I came very, very close to giving up and switching from Comcast to OTA or telephone wire based digital TV. When I first installed cablecards it was with a copmany that required technicians to handle it. It was very annoying to have to wait at home for technicians to come in and pay for a truck roll for something so simple as sliding a card into a slot and reading numbers off the screen. This time with the self-install was also frustrating, especially because of Comcast's process of waiting a day to hit the cards with authorization codes.
In summary, the cablecard issue is going to be a real problem for Tivo. I'm a reasonably tech savvy person who is comfortable enough with opening computers up and moving jumpers on cards etc. So this should have been very simple. The problems I see are:
1) About 1 out of 3 or 4 cards are bad. Technicians mumbled that the Tivo seems to be pickier about cards than the televisions, but I suspect the real story is that Tivo owners are more insistent upon getting the functionality right whereas TV owners give up much more readily on cablecards.

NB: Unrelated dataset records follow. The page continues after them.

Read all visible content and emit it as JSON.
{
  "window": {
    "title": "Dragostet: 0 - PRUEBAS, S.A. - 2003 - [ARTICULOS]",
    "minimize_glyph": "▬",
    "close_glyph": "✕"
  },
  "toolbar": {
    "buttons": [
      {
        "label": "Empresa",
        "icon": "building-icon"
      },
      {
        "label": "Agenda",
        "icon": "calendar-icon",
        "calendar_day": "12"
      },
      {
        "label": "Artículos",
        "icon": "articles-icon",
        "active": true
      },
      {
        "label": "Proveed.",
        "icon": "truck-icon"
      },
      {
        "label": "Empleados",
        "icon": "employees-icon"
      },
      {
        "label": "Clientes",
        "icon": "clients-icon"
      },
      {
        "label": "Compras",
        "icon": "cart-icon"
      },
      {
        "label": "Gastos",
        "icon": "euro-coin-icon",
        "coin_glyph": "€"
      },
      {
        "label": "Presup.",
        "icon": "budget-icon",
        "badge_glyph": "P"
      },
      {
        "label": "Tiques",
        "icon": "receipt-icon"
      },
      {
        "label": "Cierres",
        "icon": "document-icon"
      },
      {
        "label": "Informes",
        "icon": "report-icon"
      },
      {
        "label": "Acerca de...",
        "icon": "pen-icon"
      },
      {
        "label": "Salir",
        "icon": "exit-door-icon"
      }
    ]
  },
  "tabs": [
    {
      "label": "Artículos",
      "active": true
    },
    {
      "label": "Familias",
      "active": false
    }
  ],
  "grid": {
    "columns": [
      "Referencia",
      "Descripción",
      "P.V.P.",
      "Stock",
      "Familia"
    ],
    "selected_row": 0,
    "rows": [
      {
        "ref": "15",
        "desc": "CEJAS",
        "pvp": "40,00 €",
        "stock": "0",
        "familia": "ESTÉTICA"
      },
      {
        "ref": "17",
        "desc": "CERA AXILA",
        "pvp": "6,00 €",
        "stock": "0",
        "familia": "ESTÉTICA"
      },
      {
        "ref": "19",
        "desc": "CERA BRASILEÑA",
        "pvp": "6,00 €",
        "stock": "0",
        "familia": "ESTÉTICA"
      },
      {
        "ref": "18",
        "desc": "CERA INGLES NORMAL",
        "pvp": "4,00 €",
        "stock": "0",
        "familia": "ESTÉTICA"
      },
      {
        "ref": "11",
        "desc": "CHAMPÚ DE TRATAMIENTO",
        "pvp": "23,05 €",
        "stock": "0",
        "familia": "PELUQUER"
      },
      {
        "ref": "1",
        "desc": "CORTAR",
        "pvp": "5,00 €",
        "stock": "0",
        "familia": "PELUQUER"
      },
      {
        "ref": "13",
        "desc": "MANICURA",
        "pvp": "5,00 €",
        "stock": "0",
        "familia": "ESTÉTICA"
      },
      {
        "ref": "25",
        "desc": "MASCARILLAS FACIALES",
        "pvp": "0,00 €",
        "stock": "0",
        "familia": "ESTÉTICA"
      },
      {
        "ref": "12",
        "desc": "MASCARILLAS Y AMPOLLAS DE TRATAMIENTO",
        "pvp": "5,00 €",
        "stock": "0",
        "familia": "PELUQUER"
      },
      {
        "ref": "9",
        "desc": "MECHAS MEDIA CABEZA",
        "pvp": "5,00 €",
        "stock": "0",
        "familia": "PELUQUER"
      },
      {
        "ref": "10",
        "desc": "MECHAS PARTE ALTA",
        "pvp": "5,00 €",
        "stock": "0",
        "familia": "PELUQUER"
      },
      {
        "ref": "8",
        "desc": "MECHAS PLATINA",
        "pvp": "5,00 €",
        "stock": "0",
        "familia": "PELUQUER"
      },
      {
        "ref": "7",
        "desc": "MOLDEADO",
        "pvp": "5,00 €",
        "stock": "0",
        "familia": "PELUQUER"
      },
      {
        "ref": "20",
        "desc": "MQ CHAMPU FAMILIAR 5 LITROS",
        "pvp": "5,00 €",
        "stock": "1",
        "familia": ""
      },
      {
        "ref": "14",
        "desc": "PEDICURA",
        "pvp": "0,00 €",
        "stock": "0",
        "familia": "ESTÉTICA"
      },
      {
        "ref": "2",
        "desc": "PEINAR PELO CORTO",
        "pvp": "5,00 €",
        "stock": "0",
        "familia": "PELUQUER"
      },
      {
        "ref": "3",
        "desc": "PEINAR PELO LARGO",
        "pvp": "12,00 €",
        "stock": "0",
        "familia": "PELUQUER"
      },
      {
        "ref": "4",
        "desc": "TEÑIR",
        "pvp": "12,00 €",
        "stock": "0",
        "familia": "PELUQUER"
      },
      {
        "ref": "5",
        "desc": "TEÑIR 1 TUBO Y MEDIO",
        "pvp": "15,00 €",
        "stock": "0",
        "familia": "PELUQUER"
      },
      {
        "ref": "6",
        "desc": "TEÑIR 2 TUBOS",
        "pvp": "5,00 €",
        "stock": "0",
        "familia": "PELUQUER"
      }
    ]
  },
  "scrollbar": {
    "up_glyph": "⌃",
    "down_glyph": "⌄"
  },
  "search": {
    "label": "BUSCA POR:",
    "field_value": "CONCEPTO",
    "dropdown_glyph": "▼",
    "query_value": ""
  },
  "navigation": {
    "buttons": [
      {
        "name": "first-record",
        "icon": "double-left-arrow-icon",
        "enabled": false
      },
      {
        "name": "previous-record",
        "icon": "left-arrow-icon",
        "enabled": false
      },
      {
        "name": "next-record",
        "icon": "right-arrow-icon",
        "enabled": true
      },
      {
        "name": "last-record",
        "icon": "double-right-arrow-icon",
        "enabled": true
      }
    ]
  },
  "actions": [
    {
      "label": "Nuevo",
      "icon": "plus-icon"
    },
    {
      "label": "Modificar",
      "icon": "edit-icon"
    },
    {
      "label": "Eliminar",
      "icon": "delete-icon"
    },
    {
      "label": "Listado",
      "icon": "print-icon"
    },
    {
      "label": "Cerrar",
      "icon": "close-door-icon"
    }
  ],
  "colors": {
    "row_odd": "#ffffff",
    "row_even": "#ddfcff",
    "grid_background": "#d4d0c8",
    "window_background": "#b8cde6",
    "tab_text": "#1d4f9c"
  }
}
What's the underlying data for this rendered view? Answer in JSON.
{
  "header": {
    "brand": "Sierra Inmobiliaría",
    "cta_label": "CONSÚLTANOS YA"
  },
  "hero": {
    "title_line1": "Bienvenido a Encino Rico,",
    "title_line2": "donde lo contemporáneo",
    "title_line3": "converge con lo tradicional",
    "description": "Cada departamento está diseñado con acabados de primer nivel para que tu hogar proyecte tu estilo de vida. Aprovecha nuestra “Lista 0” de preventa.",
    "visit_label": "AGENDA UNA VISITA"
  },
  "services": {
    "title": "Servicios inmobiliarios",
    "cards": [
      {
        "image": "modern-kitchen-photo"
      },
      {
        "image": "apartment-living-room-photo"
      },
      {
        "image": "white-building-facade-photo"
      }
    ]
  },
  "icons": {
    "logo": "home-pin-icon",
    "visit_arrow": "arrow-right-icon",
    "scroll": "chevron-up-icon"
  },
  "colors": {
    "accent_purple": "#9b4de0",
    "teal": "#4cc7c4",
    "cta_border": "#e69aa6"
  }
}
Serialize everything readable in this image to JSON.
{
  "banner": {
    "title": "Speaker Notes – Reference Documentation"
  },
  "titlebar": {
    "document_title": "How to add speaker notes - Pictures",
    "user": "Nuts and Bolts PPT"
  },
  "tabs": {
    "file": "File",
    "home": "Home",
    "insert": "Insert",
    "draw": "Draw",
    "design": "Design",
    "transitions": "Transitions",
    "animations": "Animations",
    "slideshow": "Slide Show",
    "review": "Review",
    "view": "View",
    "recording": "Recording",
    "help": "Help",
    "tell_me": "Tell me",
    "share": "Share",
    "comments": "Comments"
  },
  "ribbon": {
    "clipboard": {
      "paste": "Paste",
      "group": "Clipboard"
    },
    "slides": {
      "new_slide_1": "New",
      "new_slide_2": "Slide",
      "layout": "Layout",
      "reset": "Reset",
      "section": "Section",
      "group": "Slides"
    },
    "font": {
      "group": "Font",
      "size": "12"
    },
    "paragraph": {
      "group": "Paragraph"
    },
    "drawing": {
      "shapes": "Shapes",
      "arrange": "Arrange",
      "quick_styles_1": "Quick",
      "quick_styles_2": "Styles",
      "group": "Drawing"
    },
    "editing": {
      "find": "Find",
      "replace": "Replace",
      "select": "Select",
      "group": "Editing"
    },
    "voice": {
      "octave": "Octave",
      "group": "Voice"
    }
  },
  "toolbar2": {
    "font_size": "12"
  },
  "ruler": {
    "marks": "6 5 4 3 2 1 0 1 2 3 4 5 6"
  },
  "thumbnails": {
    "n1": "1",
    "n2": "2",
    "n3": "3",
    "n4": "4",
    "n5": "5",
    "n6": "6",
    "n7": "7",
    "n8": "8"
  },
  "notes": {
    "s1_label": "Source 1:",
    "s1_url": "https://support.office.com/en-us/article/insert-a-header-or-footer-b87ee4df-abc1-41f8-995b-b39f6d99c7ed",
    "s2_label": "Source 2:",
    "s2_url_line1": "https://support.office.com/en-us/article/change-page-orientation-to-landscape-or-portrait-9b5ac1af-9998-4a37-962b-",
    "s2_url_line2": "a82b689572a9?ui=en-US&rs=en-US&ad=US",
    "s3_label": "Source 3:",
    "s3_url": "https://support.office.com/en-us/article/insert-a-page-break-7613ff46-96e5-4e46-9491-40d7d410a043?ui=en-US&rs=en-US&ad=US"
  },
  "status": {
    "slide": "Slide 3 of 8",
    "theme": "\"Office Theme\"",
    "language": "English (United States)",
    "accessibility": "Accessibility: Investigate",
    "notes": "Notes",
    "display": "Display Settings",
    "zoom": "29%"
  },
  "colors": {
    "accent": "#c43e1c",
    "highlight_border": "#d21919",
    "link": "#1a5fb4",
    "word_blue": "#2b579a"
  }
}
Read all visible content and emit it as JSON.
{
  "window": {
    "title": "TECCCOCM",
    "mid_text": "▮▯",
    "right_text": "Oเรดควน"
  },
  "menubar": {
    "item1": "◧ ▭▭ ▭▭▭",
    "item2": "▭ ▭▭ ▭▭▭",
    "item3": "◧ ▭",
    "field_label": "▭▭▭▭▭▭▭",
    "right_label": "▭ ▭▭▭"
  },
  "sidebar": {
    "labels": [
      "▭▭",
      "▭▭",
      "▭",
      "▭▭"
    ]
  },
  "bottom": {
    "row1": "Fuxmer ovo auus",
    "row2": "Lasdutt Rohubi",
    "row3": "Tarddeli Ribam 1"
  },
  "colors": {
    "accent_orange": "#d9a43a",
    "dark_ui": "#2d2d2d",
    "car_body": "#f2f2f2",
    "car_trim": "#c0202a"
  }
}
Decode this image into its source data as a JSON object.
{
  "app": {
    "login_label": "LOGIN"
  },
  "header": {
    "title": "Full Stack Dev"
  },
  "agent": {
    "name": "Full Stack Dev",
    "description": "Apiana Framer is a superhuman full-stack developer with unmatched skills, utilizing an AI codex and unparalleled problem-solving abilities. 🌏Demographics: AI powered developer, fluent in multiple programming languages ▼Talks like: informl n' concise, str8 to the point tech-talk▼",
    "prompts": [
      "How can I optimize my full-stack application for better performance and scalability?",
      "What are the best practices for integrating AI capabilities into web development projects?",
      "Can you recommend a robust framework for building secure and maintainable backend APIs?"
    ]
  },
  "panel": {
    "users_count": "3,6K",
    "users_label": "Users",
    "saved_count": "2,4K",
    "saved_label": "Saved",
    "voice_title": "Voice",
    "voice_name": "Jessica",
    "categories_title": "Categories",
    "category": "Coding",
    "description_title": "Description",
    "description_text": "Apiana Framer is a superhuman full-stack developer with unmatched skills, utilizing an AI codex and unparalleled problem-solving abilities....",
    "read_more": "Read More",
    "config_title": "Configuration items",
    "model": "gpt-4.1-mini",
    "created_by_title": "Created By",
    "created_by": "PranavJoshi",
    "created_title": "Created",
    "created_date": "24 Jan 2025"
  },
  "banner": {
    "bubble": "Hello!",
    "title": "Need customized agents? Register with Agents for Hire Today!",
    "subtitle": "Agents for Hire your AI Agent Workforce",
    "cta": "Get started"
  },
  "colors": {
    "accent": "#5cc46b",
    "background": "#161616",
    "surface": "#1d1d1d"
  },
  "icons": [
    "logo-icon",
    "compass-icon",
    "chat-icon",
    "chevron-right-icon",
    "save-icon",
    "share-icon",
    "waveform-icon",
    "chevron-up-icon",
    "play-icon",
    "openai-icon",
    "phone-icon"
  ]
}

2) It is ridiculous to have to verbally communicate four strings of numbers per cable card. Add it up, it comes to 53 numbers that have to be recited and recorded in precise order for each cable card. (Not including the serial number adds another 12 numbers.) This is way overkill and will frustrate and intimidate customers. Not to mention the small potential of error introduced. Not as big an issue as the hardware reliability of cablecards themselves.